EMS has launched a high-profile mobile ‘stop smoking’ campaign for Derbyshire County Primary Care Trust (PCT).

The six-week road show for England’s eighth-biggest PCT will use innovative technology to reach shoppers in the high streets and markets of Erewash, offering information, health tests and advice on quitting.

The campaign will be delivered on board a colourful, branded mobile information unit, designed and supplied by EMS. The vehicle has space for up to 15 people to sit down, with full disabled access.

On board, local people will be able to learn about the harmful effects of smoking on their health through an interactive lung age test – a proven technique to help people quit smoking. There is also new ‘face ageing’ technology to show the damaging effects of smoking on the skin. The unit will host ‘drop-in’ clinics with advice from experts and leaflets for would-be quitters.

Stop Smoking Campaign

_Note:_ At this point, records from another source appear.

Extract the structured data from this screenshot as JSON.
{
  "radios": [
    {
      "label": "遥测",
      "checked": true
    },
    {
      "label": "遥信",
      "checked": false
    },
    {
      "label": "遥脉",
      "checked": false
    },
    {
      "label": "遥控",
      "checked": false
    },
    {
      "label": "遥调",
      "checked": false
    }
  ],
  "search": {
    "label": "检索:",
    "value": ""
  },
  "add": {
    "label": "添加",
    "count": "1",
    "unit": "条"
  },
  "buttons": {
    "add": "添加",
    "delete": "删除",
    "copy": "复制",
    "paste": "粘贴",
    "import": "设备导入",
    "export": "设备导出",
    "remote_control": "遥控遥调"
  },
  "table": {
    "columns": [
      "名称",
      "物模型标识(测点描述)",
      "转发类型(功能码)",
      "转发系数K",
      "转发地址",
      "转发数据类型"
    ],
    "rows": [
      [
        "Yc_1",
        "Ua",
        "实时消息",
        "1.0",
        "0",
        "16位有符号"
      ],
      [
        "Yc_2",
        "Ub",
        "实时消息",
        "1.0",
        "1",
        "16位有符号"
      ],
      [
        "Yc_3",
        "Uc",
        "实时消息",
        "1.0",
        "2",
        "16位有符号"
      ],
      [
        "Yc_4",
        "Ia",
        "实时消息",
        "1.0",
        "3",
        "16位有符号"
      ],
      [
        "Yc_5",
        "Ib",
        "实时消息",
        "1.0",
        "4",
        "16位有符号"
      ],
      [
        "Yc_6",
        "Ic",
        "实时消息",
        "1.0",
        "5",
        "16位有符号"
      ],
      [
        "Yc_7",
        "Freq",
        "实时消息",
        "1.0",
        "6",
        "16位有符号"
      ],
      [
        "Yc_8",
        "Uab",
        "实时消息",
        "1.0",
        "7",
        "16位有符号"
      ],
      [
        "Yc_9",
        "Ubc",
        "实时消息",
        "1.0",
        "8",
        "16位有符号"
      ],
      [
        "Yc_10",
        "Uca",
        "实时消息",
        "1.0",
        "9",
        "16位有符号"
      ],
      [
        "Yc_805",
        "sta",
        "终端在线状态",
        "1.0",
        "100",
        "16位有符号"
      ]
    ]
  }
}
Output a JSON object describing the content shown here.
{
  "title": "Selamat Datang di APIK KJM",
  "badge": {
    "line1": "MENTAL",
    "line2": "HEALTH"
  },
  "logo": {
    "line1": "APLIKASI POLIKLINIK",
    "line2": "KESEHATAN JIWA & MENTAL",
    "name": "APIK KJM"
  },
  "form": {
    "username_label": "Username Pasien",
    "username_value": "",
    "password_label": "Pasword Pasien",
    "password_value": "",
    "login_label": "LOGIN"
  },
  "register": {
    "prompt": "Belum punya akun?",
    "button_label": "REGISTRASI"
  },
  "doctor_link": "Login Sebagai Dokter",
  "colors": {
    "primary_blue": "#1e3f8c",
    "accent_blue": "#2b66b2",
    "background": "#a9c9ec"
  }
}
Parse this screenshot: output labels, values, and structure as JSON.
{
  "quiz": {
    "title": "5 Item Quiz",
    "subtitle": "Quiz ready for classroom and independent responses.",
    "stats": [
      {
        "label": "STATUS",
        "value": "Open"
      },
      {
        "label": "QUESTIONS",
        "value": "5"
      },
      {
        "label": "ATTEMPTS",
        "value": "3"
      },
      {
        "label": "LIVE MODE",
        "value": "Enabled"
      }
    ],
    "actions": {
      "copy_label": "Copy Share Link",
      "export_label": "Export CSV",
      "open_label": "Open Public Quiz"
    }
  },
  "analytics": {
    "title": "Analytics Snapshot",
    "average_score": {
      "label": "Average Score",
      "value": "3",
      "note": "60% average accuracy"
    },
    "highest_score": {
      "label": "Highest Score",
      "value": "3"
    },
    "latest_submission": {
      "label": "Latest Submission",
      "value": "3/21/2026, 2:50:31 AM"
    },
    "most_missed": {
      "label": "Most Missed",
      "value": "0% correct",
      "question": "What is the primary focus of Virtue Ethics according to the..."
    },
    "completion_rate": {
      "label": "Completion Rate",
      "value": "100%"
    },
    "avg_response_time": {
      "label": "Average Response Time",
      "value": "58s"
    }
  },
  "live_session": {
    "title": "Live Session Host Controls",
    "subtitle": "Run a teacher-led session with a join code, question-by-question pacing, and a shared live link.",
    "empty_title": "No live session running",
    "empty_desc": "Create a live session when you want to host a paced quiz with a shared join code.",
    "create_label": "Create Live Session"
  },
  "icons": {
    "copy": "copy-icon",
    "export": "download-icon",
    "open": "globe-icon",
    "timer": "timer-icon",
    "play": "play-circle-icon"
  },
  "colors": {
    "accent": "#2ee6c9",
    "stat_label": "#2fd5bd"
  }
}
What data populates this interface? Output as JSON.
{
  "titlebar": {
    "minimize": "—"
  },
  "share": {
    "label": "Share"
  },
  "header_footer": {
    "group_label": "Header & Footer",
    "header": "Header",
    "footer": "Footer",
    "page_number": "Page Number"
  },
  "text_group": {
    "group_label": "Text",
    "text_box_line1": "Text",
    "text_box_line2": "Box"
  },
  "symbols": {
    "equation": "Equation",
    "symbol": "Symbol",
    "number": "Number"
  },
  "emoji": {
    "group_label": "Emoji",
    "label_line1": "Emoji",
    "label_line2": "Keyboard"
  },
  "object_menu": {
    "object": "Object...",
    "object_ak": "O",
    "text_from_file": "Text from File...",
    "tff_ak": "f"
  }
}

Tina Jones Smoking Cessation Manager for Derbyshire County PCT said: “This is the first time that we have taken our service on the road in a mobile unit.

“By going out to where people are, rather than waiting for them to come to us, we hope to reach new sections of the community and to support more people in giving up smoking. Our aim is to reduce smoking among local people in the long term. By encouraging them to take those first steps towards quitting, we hope they will stay smoke-free for life.”

EMS has a long track record in stop smoking initiatives. In 2009, a campaign for Newham PCT in London engaged with 6,339 people over twelve weeks. Of those, 5,136 took a ‘lung age’ (spirometer) test on board the road show vehicle and 840 set a ‘quit date’ with the PCT team.

Keith Austin, Managing Director of EMS, said: “We are delighted to work with Derbyshire County on this ambitious project, and are confident that it will prove as successful as previous campaigns. EMS has proved that going mobile is a highly effective way of raising awareness of a local healthcare service and increasing uptake.”